━━━━━ RECORD EXCERPTS ━━━━━

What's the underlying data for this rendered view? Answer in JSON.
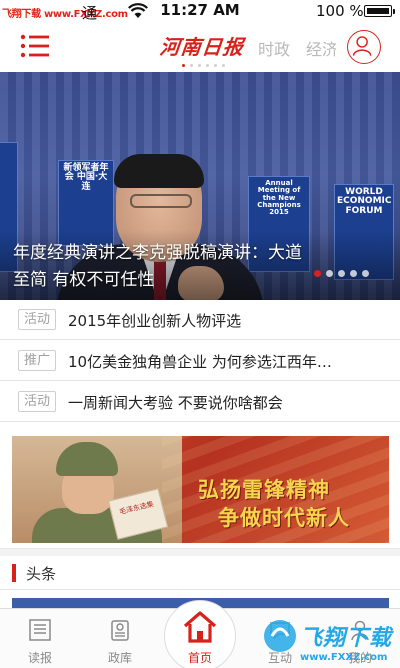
{
  "status_bar": {
    "watermark": "飞翔下载 www.FXXZ.com",
    "carrier": "通",
    "time": "11:27 AM",
    "battery_percent": "100 %",
    "battery_level": 1.0
  },
  "header": {
    "logo": "河南日报",
    "tabs": [
      "时政",
      "经济"
    ],
    "active_page_dot": 0,
    "page_dot_count": 6
  },
  "hero": {
    "caption": "年度经典演讲之李克强脱稿演讲：大道至简 有权不可任性",
    "banner_left": "WORLD ECONOMIC FORUM",
    "banner_mid": "新领军者年会 中国·大连",
    "banner_mid2": "Annual Meeting of the New Champions 2015",
    "banner_right": "WORLD ECONOMIC FORUM",
    "slide_count": 5,
    "active_slide": 0
  },
  "news": [
    {
      "tag": "活动",
      "title": "2015年创业创新人物评选"
    },
    {
      "tag": "推广",
      "title": "10亿美金独角兽企业 为何参选江西年…"
    },
    {
      "tag": "活动",
      "title": "一周新闻大考验  不要说你啥都会"
    }
  ],
  "ad": {
    "line1": "弘扬雷锋精神",
    "line2": "争做时代新人",
    "book_text": "毛泽东选集"
  },
  "section": {
    "title": "头条"
  },
  "tab_bar": {
    "items": [
      {
        "label": "读报",
        "icon": "newspaper-icon"
      },
      {
        "label": "政库",
        "icon": "database-icon"
      },
      {
        "label": "首页",
        "icon": "home-icon"
      },
      {
        "label": "互动",
        "icon": "chat-icon"
      },
      {
        "label": "我的",
        "icon": "user-icon"
      }
    ]
  },
  "watermark": {
    "text": "飞翔下载",
    "url": "www.FXXZ.com"
  },
  "colors": {
    "accent": "#d7221b",
    "tag_border": "#cfcfcf",
    "watermark": "#23a8e8"
  }
}
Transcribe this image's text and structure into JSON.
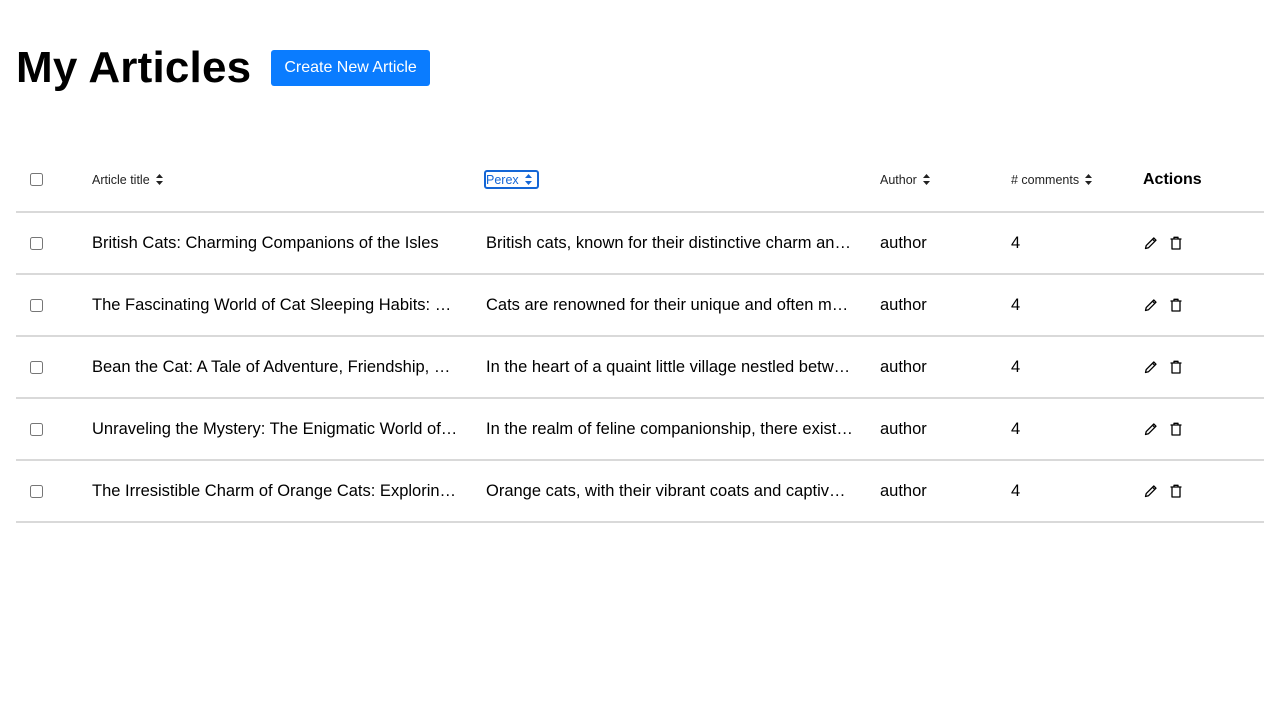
{
  "page": {
    "title": "My Articles",
    "create_button_label": "Create New Article"
  },
  "table": {
    "columns": [
      {
        "key": "select",
        "label": ""
      },
      {
        "key": "title",
        "label": "Article title"
      },
      {
        "key": "perex",
        "label": "Perex"
      },
      {
        "key": "author",
        "label": "Author"
      },
      {
        "key": "comments",
        "label": "# comments"
      },
      {
        "key": "actions",
        "label": "Actions"
      }
    ],
    "rows": [
      {
        "title": "British Cats: Charming Companions of the Isles",
        "perex": "British cats, known for their distinctive charm an…",
        "author": "author",
        "comments": "4"
      },
      {
        "title": "The Fascinating World of Cat Sleeping Habits: …",
        "perex": "Cats are renowned for their unique and often m…",
        "author": "author",
        "comments": "4"
      },
      {
        "title": "Bean the Cat: A Tale of Adventure, Friendship, …",
        "perex": "In the heart of a quaint little village nestled betw…",
        "author": "author",
        "comments": "4"
      },
      {
        "title": "Unraveling the Mystery: The Enigmatic World of…",
        "perex": "In the realm of feline companionship, there exist…",
        "author": "author",
        "comments": "4"
      },
      {
        "title": "The Irresistible Charm of Orange Cats: Explorin…",
        "perex": "Orange cats, with their vibrant coats and captiv…",
        "author": "author",
        "comments": "4"
      }
    ]
  },
  "icons": {
    "sort": "sort-icon",
    "edit": "pencil-icon",
    "delete": "trash-icon"
  },
  "colors": {
    "accent": "#0a7cff",
    "focus_ring": "#1466d6",
    "row_divider": "#d9d9d9"
  }
}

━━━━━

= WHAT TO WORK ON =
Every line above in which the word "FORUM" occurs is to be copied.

= FINISHED EXERCISE =
    "banner_left": "WORLD ECONOMIC FORUM",
    "banner_right": "WORLD ECONOMIC FORUM",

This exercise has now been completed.